The museum is calling the project and its discoveries “Earth’s Comeback Story,” which features a display at the Denver attraction and a documentary series, NOVA Rise of the Mammals, which is now streaming online and will air Oct. 30 on PBS.

The findings are already making a splash nationwide and around the world.

For three years — when the current fossil project was launched — the museum has been keeping the whole thing under wraps as it worked to understand what it had found. 

“Our museum has actually been working down there for the better part of 20 years,” said Ian Miller, the museum’s curator of paleobotany. “The rocks down there preserve the end of the time for dinosaurs and the beginning of the time of mammals.”

An overhead shot of the prepared mammal skull fossils and lower jaw retrieved from Corral Bluffs. (HHMI Tangled Bank Studios)

In fact, people have been examining the site for almost 100 years. But it wasn’t until Lyson cracked open a concretion a few years ago and found a mammal skull fossil that the site’s significance was really understood. 

“I was floored, because after 20 years of looking for these very fossils, here I was holding the most complete one I’d ever found in my hand,” Lyson said of the discovery. “It was a moment I’ll never forget.

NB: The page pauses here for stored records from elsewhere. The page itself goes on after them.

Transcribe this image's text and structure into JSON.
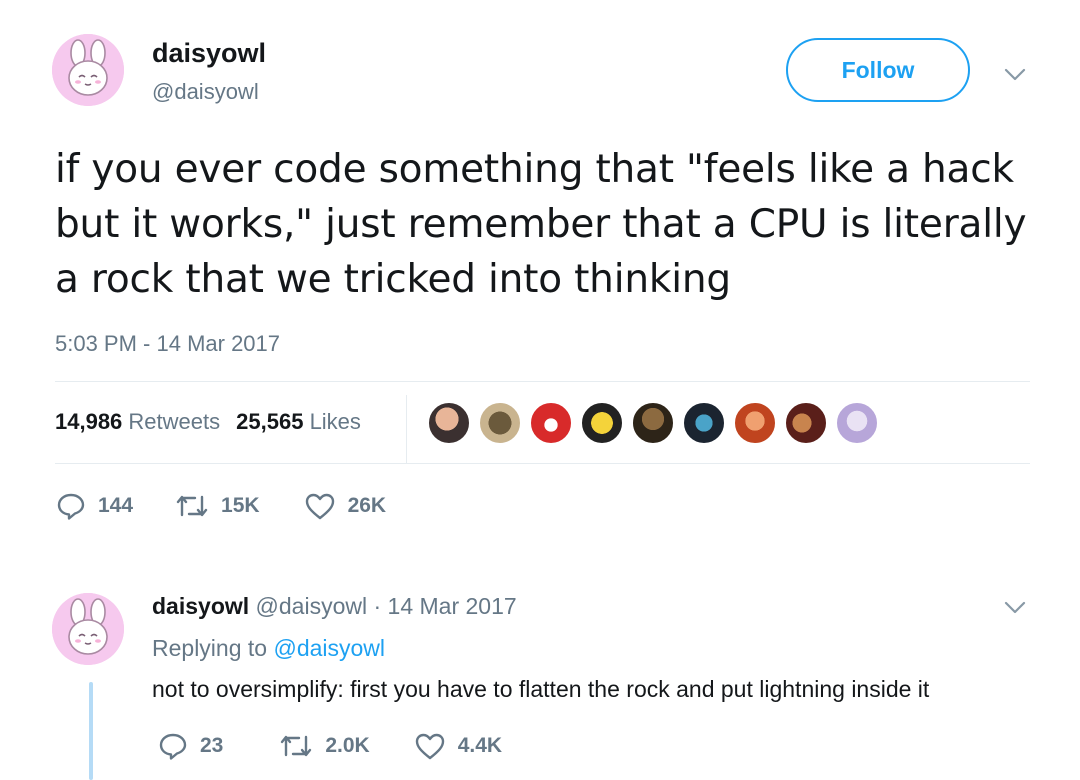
{
  "tweet": {
    "display_name": "daisyowl",
    "handle": "@daisyowl",
    "follow_label": "Follow",
    "text": "if you ever code something that \"feels like a hack but it works,\" just remember that a CPU is literally a rock that we tricked into thinking",
    "timestamp": "5:03 PM - 14 Mar 2017",
    "retweets_count": "14,986",
    "retweets_label": "Retweets",
    "likes_count": "25,565",
    "likes_label": "Likes",
    "liker_count_shown": 9,
    "actions": {
      "replies": "144",
      "retweets": "15K",
      "likes": "26K"
    }
  },
  "reply": {
    "display_name": "daisyowl",
    "meta": "@daisyowl · 14 Mar 2017",
    "replying_prefix": "Replying to",
    "replying_to": "@daisyowl",
    "text": "not to oversimplify: first you have to flatten the rock and put lightning inside it",
    "actions": {
      "replies": "23",
      "retweets": "2.0K",
      "likes": "4.4K"
    }
  },
  "colors": {
    "accent": "#1da1f2",
    "secondary_text": "#657786",
    "avatar_bg": "#f6c9ee",
    "thread_line": "#b5dbf6"
  },
  "icons": {
    "reply": "reply-icon",
    "retweet": "retweet-icon",
    "like": "heart-icon",
    "menu": "chevron-down-icon"
  }
}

I started yelling.”

Dr. Tyler Lyson, Curator of Vertebrate Paleontology for the Denver Museum of Nature & Science, uses a rock hammer to split open a concretion found at Corral Bluffs. (HHMI Tangled Bank Studios)

He realized there had to be more, and within five minutes, Lyson and his team had found another mammal skull in a concretion. And then many others were discovered.

“We’re going out there and finding more and more fossils,” Lyson said. 

Before Lyons’ discovery, researchers at Corral Bluffs mostly ignored the “unassuming” concretions there.

“Concretions are just a type of rock that forms around a nucleus, like a bone,” Lyons said. “These concretions are not that common in sediments that preserve land-dwelling animals. Because of this, previous work at Corral Bluffs … they overlooked these unassuming rocks and the treasures they contained.”

The time period from which the fossils come is notoriously difficult to track down. “Together the fossil animals and the plants, with an excellent understanding of the time in these rocks, is really almost unheard of,” Miller said. “(We have) started to call this a paleontological trifecta.”

The researchers’ findings were also published Thursday in Science Magazine.

“This could very well be the most important day in the history of the museum,” said museum CEO George Sparks.  “This is probably my proudest moment in my 15 years here as CEO.”